» Exercise details
Pull every line with the word "Headphones" out of the entries below.

== Dataset ==

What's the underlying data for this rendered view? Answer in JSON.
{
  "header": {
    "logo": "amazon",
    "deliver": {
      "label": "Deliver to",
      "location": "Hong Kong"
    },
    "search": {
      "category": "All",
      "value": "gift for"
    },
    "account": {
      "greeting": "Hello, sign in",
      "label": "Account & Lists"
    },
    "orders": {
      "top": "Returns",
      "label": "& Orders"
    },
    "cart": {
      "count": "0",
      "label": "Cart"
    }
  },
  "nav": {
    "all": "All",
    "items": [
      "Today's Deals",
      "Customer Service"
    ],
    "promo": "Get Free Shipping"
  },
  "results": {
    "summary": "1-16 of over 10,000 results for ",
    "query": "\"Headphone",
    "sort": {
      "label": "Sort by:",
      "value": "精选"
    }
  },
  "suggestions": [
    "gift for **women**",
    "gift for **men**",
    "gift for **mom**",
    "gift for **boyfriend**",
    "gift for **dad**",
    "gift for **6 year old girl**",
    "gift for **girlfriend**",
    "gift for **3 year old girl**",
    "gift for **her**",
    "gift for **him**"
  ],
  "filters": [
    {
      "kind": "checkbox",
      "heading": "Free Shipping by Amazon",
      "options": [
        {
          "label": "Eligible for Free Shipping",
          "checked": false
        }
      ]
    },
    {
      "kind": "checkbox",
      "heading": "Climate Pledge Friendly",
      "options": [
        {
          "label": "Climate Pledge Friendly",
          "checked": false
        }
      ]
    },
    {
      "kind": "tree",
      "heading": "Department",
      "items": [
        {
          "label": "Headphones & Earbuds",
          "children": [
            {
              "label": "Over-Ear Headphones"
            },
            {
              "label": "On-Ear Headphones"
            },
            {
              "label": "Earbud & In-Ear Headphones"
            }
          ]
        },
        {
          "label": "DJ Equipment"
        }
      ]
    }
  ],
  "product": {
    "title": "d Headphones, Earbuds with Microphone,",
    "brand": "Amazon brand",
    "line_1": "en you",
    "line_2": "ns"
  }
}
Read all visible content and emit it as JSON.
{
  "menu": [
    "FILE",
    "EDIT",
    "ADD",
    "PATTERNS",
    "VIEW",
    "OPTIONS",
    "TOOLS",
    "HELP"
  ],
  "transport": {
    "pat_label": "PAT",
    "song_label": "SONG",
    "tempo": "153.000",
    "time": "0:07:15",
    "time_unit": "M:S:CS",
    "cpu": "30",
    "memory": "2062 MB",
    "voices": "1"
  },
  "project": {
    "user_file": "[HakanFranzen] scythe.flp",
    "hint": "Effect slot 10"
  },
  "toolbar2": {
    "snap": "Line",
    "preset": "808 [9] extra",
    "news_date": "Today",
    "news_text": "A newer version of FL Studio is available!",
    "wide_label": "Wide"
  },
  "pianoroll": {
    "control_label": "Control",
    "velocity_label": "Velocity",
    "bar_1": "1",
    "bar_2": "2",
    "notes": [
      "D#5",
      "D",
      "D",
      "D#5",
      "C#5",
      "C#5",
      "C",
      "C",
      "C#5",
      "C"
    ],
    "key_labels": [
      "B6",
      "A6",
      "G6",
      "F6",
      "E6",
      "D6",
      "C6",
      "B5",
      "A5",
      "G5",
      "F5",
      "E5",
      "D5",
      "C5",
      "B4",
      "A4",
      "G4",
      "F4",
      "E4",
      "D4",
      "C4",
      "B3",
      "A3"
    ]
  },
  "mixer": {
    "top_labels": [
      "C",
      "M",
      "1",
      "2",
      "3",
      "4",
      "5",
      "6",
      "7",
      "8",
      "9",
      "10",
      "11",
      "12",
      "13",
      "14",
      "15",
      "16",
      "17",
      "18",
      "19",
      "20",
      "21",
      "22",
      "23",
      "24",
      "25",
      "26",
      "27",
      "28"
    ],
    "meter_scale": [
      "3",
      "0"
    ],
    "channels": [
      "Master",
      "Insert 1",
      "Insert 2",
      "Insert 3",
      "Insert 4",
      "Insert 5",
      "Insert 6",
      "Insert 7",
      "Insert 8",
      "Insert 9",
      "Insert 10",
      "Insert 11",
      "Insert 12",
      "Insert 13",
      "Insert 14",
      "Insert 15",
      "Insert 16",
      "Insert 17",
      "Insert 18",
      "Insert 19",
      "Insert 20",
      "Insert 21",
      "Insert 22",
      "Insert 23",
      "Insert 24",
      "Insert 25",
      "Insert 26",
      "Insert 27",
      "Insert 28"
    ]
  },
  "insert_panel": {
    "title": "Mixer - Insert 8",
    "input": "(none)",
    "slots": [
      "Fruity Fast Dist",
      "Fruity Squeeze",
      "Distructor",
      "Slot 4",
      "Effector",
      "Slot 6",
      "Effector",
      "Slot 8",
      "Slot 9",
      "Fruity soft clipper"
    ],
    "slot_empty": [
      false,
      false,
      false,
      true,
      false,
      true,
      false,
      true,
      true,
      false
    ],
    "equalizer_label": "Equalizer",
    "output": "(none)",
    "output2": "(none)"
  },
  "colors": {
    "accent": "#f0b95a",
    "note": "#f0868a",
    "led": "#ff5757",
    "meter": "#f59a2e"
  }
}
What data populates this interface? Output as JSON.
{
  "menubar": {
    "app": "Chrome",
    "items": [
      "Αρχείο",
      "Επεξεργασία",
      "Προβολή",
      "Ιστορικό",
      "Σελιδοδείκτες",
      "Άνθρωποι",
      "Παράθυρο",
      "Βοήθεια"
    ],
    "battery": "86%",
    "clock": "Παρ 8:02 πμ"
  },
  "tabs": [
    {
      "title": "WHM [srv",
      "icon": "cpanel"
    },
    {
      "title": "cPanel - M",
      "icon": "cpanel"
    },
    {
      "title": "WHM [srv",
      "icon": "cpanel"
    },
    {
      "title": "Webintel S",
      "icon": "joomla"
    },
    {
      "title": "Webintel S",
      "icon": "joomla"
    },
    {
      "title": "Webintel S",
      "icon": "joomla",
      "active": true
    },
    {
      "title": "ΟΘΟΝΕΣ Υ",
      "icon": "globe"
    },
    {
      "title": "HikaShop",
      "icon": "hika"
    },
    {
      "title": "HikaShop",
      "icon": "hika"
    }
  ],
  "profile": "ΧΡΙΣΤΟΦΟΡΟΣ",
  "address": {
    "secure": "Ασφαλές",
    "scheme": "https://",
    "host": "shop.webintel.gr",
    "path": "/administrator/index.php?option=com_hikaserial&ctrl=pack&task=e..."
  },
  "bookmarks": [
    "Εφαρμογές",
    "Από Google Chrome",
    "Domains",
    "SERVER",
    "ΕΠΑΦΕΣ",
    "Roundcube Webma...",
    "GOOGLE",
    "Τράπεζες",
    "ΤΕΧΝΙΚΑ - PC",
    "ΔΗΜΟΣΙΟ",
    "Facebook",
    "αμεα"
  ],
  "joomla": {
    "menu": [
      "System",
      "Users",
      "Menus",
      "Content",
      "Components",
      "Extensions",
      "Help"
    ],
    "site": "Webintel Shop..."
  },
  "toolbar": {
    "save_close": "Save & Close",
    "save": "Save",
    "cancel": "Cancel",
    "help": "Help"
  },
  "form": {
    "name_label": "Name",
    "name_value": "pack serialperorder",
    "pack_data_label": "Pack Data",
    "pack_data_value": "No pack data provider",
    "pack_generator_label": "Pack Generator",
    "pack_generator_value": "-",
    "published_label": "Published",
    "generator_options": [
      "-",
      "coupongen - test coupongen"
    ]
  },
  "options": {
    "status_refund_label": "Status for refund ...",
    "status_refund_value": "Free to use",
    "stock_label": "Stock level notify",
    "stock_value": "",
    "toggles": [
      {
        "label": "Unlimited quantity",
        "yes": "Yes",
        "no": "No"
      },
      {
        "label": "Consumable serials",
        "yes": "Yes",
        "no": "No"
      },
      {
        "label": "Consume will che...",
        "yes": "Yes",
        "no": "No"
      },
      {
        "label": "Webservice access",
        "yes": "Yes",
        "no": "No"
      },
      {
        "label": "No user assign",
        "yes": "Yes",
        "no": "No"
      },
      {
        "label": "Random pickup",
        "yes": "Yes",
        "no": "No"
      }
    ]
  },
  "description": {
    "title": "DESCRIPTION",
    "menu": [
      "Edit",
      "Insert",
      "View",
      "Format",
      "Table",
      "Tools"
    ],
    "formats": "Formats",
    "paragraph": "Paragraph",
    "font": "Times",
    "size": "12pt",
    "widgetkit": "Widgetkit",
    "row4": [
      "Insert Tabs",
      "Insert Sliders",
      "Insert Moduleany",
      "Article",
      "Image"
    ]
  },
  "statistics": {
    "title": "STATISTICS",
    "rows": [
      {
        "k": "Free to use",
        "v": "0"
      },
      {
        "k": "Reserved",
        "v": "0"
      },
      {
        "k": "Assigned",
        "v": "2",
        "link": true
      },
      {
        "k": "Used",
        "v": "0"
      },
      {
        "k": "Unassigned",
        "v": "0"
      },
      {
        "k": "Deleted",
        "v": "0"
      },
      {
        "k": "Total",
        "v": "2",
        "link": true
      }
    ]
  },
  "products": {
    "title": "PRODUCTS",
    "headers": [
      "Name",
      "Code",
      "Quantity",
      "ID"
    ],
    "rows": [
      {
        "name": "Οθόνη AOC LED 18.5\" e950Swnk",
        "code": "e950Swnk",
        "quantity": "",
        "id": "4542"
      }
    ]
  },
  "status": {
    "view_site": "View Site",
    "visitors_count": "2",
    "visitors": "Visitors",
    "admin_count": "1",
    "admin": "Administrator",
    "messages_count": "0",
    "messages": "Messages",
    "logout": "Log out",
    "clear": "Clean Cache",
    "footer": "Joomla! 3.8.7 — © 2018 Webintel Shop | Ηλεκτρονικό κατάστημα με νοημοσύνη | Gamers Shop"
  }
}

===

» The answer
          "label": "Headphones & Earbuds",
              "label": "Over-Ear Headphones"
              "label": "On-Ear Headphones"
              "label": "Earbud & In-Ear Headphones"
    "title": "d Headphones, Earbuds with Microphone,",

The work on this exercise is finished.